This is Laburnum Boat Club, the creation of Jim Armstrong, 64, a former teacher who “got diverted” by his love of messing about in boats. He founded the club on the site of a derelict Victorian gas works.
Recalling those frantic first days in 1983 he said: “We dredged the basin, built the tepee, opened the doors and the kids from the surrounding estates just poured in — and they haven’t stopped coming since.”
Today the club owns three narrowboats, 15 Canadian canoes and 80 kayaks — all donated — and offers fun and boating skills to thousands of disadvantaged local young people every year, keeping them off the streets and training the most dedicated among them to be boating instructors and skippers.
Now Laburnum Boat Club has won a £5,440 grant from the Evening Standard Dispossessed Fund as part of our The Estate We’re In initiative.
The cash will be used by Laburnum to offer family boating sessions to locals every Sunday, with a choice of narrowboating, canoeing or kayaking.
Mr Armstrong said the grant was a boon to local families under pressure.
Laburnum boat club
Where: Haggerston West and East estates, Kingsland estate, De Beauvoir estate, Hackney
What they do: Founded by Jim Armstrong, this youth club provides fun boating activity on the Regent’s Canal to those who could not otherwise afford access, including disabled people, and teaches them to be instructors and skippers.
How grant will be used: To run weekly family boating sessions offering narrowboating, canoeing and kayaking, as well as trips to the Canal Museum.
“There are not many opportunities for cross-generational bonding between children, parents and grandparents — which is especially important where children speak good English but parents don’t,” he said.
“This project allows us to improve social cohesion as well as health and fitness in the community.”
Laburnum’s senior youth worker, Dominic Hinshelwood, 50, said the boat club provided a “de-stress haven” for young people. “A lot of young people who come through our gates are dealing with difficult issues like family breakdown, mental health problems and poverty,” he said.
“This place is a sanctuary, a place where they can have a good time, be fed, be safe and be children. Time seems to stand still on the canal and as you watch life rush by on the towpath, it can be therapeutic.
“Boating is a means to build confidence and maximise their personal development.”
Connor Clarke, 16, who lives with his mother on nearby De Beauvoir estate and is doing his GCSEs, said: “I’ve been coming here three days a week, every single week since I was nine — and I come because I just love it. Kayaking has become my main sport, my special skill.

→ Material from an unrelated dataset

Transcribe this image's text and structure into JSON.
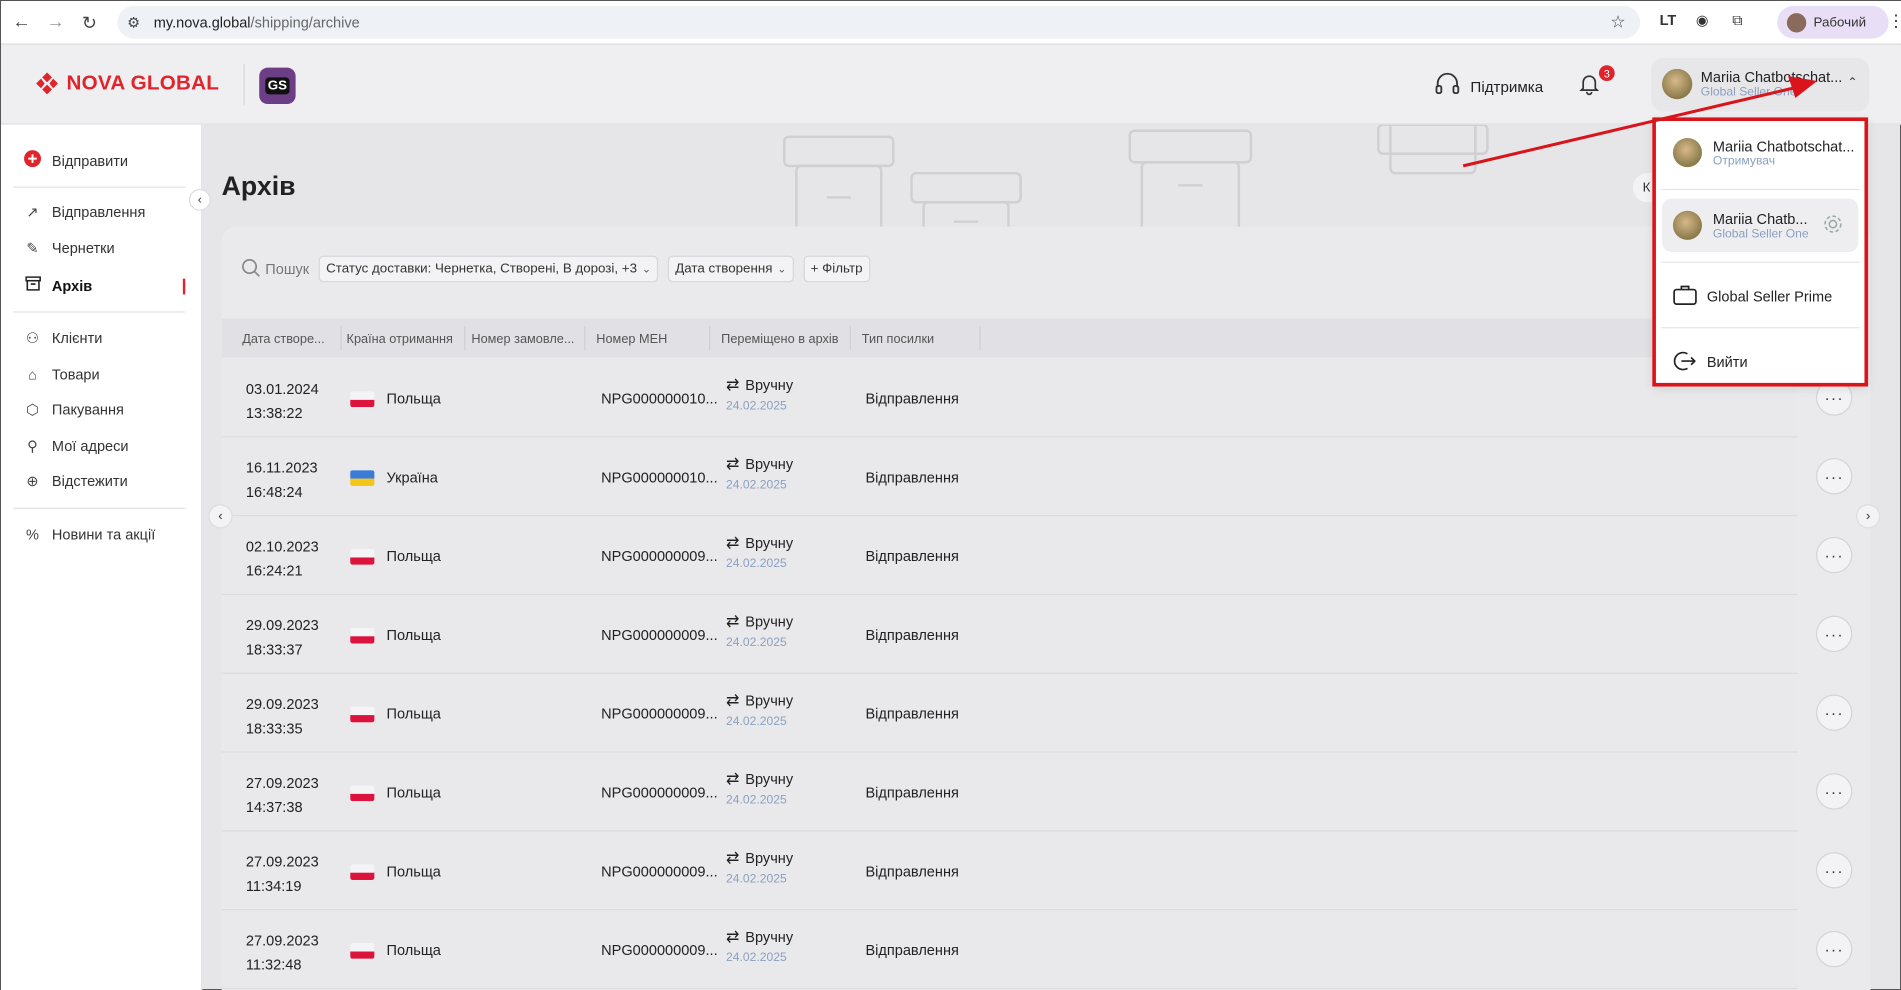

“I used to compete but now it’s for fun. This weekend I started level-one kayaking coaching, the first step towards my goal to be a kayak trainer. This place has kept me away from local gangs, or rather,” he laughed, “it’s kept them away from me.”
Another local teenager to benefit is Louise Brisley, 19, who said Laburnum had been her second home.

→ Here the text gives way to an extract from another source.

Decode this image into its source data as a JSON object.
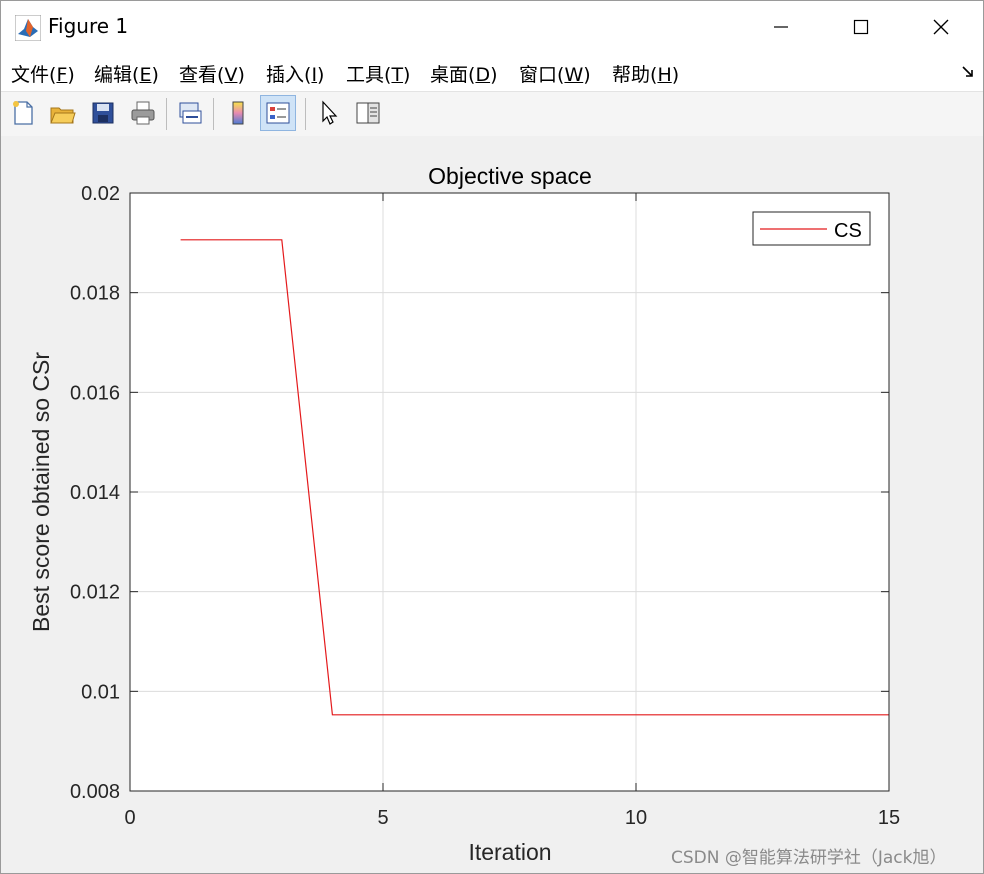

“I had to be out of the house because my parents were out working and so I started coming down from age 12,” she said.
“I made friends and kept coming back because the staff made the effort to get to know me and it brought out the best in me and now I’m a level-one kayaking coach — giving back to young people like me.”
Rose Parnis, 48, the club’s senior skipper, teaches young people to pilot narrowboats and paid tribute to their passion. “In winter I’ve seen youngsters crack the ice to go out kayaking on the canal, that’s how into it they are,” she said.
“Half our staff have come up through the ranks — in fact most boating clubs in London have somebody on their staff who was trained at Laburnum, which is testimony to the reach of this small club and how much it achieves.”
Amid Hackney’s booming and also destabilising regeneration programmes, Mr Armstrong takes succour from the fact that the club’s future is secure thanks to a rent-free long-lease from the council.
“We are a valuable resource in the borough, providing kayaking courses for over 1,500 pupils at 29 schools,” he said.
Out in the early evening gloaming on the Regent’s Canal, which runs like a black ribbon across north London from Limehouse to Paddington, I watched mesmerised as Connor and his friends practised “kayak freestyling” — basically gymnastics on water.
One move required him to hold his boat almost perpendicular to the water, then propel himself forward with tremendous force and execute a somersault — from which he emerged wet but triumphant.
I knelt down and dipped my hand in the water. It was absolutely freezing. But judging by the grin on Connor’s face and the focused look in his eyes as he readied himself for another go, he did not seem to mind.